And lo and behold, we discovered flavour enhancers 621 and 635.

621 is monosodium glutamate, MSG. 635 is ribonucleotides (affectionately known as Ribo-rash, for the characteristic rash it causes in the unfortunate.)

Ribonucleitides multiplies the taste impact of MSG by 10-15 times. (Eek!) So you can bet that they are going to co-occur a lot.

And then we just freaked ourselves out for a while looking up all the numbers and the freaky side effects. (Apparently there are bad anti-oxidants, too. I’d thought they were mostly good.) And just how much they are everywhere in food. NZ has comparatively good labelling laws, too, from the sounds of things.

I don’t eat much processed food, and less so junkfood, but yeah. Creepy shit. (In my wallet I have a bit of card with a list of things to watch out for. Guess I should be using it.)

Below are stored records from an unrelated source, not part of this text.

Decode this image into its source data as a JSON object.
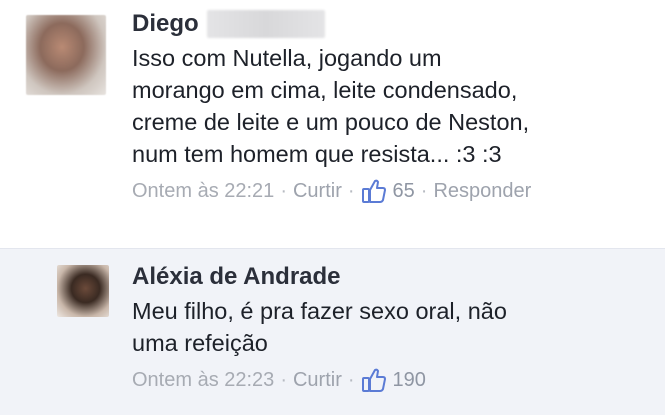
{
  "comments": [
    {
      "author": "Diego",
      "text": "Isso com Nutella, jogando um\nmorango em cima, leite condensado,\ncreme de leite e um pouco de Neston,\nnum tem homem que resista... :3 :3",
      "timestamp": "Ontem às 22:21",
      "like_label": "Curtir",
      "like_count": "65",
      "reply_label": "Responder"
    },
    {
      "author": "Aléxia de Andrade",
      "text": "Meu filho, é pra fazer sexo oral, não\numa refeição",
      "timestamp": "Ontem às 22:23",
      "like_label": "Curtir",
      "like_count": "190"
    }
  ],
  "colors": {
    "link": "#9ea3ad",
    "highlight_bg": "#f1f3f8",
    "like_icon": "#5b7bd5"
  },
  "icons": {
    "like": "thumbs-up-icon"
  }
}
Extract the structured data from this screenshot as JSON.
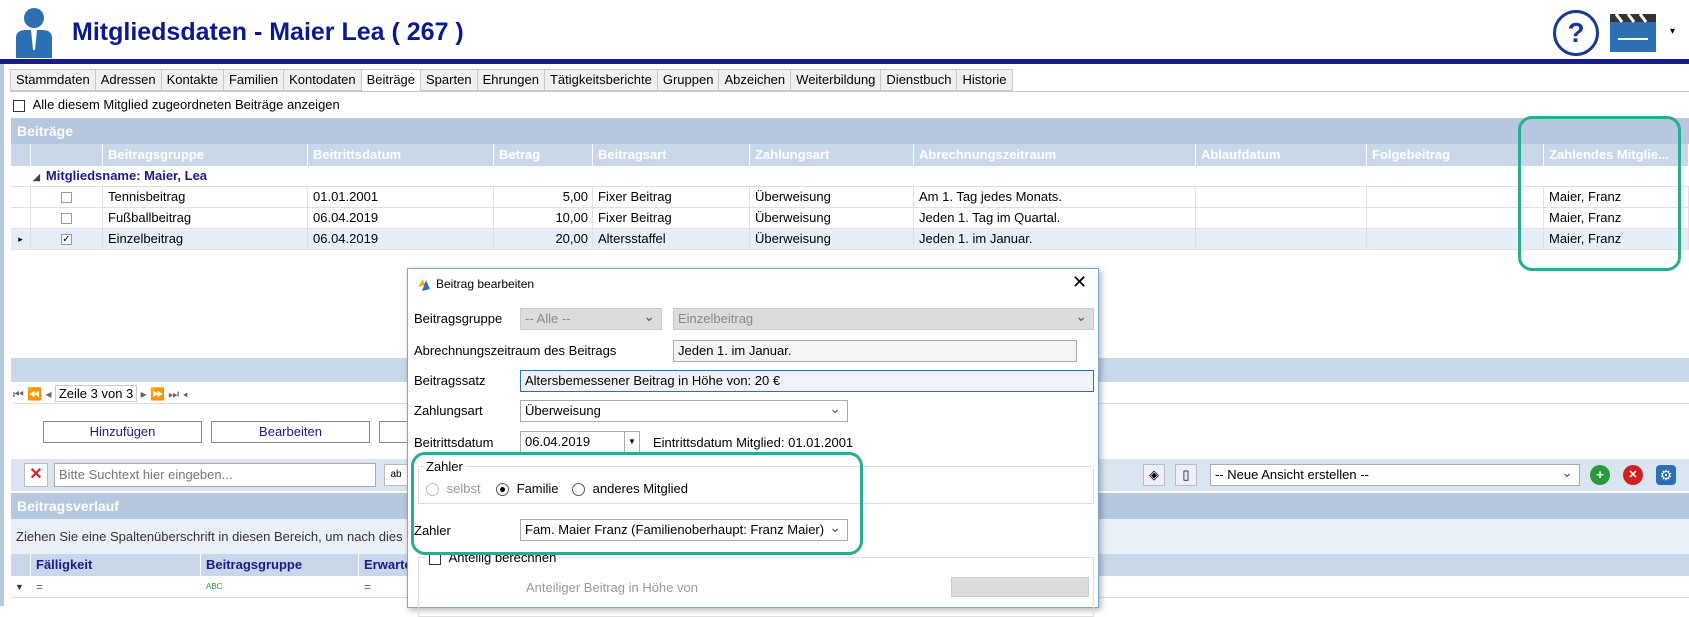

4 Responses to “Consumed”

  1.   2trees
    July 17th, 2009 | 12:07 am

    Could ya publish the card (from wallet) so we can see what we all need to look out for? Or should we just not be lazy and research it ourselves?

  2.   michael
    July 18th, 2009 | 4:29 pm

    I was suprised to find out while in Japan that MSG was developed after Japanese scientists determined which amino acids make food taste “umami” (English doesn’t have a word for this flavour, but it’s as understood as sweet, sour, salty, etc.). It’s an exact umami synthesis.

  3.   Administrator
    July 19th, 2009 | 8:00 pm

    That’s fascinating. MSG has a definite aftertaste presence thing going on. And variants of it occur pretty naturally in food, so I guess you could learn to recognise it.

  4.   Pearce
    August 1st, 2009 | 11:46 am

    It might be worth mentioning that MSG is actually just a form of salt, originally derived from seaweed. Compared to the normal sodium salt that is sprinkled liberally over many different foodstuffs in NZ, MSG is actually less unhealthy; for example it is far less likely to lead to heart disease. It contains nothing that is not found naturally in most common foodstuffs.

    There’s been a lot of alarmism about MSG over the years, but this is not backed up by any actual scientific evidence.

    Ribonucleitides may well multiply the taste effect of MSG many times, but too much MSG actually spoils the taste of food in the same sort of way that too much salt does, so if the food contains ribonucleitides this means it will actually contain a very low amount of MSG. (Or it will just taste so bad you won’t want to eat it.)